Title: Insertion of an intact CR1 retrotranspon in a cadherin gene linked with BT resistance in the pink bollworm, Pectinophora gossypiella

item Fabrick, Jeffrey
item Mathew, Lolita
item TABASHNIK, BRUCE - University Of Arizona
item LI, XIANCHUN - University Of Arizona

Submitted to: Insect Molecular Biology
Publication Type: Peer Reviewed Journal
Publication Acceptance Date: 6/6/2011
Publication Date: 10/1/2011
Citation: Fabrick, J.A., Mathew, L.G., Tabashnik, B.E., Li, X. (2011). Insertion of an intact CR1 retrotranspon in a cadherin gene linked with BT resistance in the pink bollworm, Pectinophora gossypiella. Insect Molecular Biology. 20(5):651-665

Interpretive Summary: Much of the cotton currently grown in the U.S. has been engineered to produce insecticidal proteins from the bacterium, Bacillus thuringiensis or Bt. These Bt proteins target major agricultural pests, including the pink bollworm, Pectinophora gossypiella. The pink bollworm is a major cotton pest shown to become resistant to Bt proteins in the laboratory and to Bt cotton in the field in India. In laboratory selected pink bollworm, three changes or mutations in a gene called cadherin are linked with resistance to Bt. Here we show that one cadherin mutation entails recent insertion an active mobile DNA element, designated CR1-1_Pg. Characterization of CR1-1_Pg revealed a number of unique properties, most importantly that it is intact and remains capable of transposition. Furthermore, other insects resistant to Bt have their cadherin gene disrupted by transposable elements, suggesting that this gene is a common target for insertion by mobile DNA. These results reveal new information regarding the underlying genetic mechanism of Bt resistance and thus provides new opportunities for resistance monitoring and the design of pest management strategies that do not favor the evolution of field-evolved resistance to Bt crops.

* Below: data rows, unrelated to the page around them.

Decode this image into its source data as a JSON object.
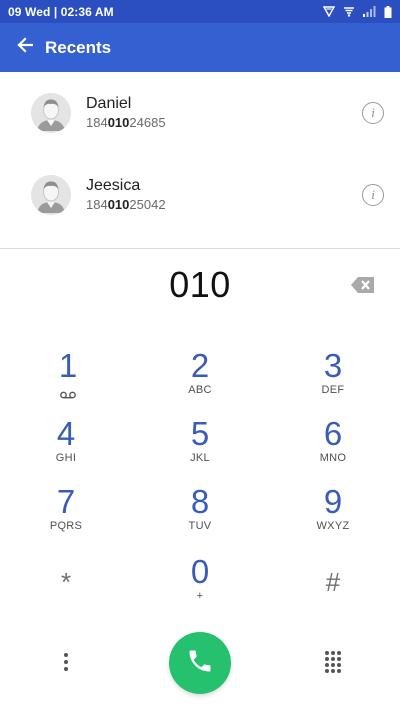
{
  "status_bar": {
    "time": "09 Wed | 02:36 AM",
    "icons": [
      "vpn-triangle-icon",
      "wifi-icon",
      "signal-icon",
      "battery-icon"
    ]
  },
  "app_bar": {
    "back_icon": "arrow-back-icon",
    "title": "Recents"
  },
  "recents": [
    {
      "name": "Daniel",
      "number_prefix": "184",
      "number_match": "010",
      "number_suffix": "24685"
    },
    {
      "name": "Jeesica",
      "number_prefix": "184",
      "number_match": "010",
      "number_suffix": "25042"
    }
  ],
  "dial_input": "010",
  "keypad": [
    {
      "digit": "1",
      "letters": ""
    },
    {
      "digit": "2",
      "letters": "ABC"
    },
    {
      "digit": "3",
      "letters": "DEF"
    },
    {
      "digit": "4",
      "letters": "GHI"
    },
    {
      "digit": "5",
      "letters": "JKL"
    },
    {
      "digit": "6",
      "letters": "MNO"
    },
    {
      "digit": "7",
      "letters": "PQRS"
    },
    {
      "digit": "8",
      "letters": "TUV"
    },
    {
      "digit": "9",
      "letters": "WXYZ"
    },
    {
      "digit": "*",
      "letters": ""
    },
    {
      "digit": "0",
      "letters": "+"
    },
    {
      "digit": "#",
      "letters": ""
    }
  ],
  "colors": {
    "status_bar": "#2b4fc0",
    "app_bar": "#3460d1",
    "keypad_digit": "#3a5cb8",
    "call_button": "#25c16f"
  }
}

Technical Abstract: Three mutations in the Pectinophora gossypiella cadherin gene PgCad1 are linked to resistance to Bacillus thuringiensis (Bt) toxin Cry1Ac. Here we show that the r3 mutation entails recent insertion into PgCad1 of an active chicken repeat (CR1) retrotransposon, designated CR1-1_Pg. Unlike most other CR1 elements, CR1-1_Pg is intact, transcribed by a flanking promoter, contains target site duplications, and has a relatively low number of copies. Examination of transcripts from the PgCad1 locus reveals CR1-1_Pg disrupts both the cadherin protein and a long non-coding RNA of unknown function. These findings bring the current total number of cadherin alleles disrupted by transposable elements and linked with Bt resistance to eight out of twelve in three lepidopteran species, indicating that the cadherin locus is a common target for disruption by transposable elements.